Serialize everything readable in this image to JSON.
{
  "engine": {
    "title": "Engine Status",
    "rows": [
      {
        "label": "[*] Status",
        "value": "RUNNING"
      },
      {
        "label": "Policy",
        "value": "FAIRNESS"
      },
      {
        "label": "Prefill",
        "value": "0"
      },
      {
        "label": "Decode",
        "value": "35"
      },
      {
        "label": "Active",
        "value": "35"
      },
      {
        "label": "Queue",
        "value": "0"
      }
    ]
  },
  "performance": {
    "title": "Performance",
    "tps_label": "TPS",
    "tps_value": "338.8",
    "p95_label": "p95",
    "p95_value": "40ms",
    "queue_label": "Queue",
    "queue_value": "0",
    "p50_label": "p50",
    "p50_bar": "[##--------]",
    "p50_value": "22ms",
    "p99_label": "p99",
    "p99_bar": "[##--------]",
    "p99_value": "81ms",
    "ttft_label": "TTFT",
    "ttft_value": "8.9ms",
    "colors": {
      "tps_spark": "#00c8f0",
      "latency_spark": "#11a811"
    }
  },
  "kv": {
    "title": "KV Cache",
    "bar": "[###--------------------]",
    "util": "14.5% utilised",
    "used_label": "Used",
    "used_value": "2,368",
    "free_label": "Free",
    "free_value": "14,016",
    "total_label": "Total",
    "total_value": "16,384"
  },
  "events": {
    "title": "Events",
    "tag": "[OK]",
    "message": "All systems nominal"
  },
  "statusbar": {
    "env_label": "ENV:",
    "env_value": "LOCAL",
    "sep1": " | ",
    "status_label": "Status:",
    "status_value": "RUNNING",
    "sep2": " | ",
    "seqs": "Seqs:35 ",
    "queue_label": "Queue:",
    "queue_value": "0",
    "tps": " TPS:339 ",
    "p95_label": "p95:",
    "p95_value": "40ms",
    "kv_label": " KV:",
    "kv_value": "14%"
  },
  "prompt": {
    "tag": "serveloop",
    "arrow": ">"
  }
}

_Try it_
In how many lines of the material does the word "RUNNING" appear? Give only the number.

_Exercise result_
2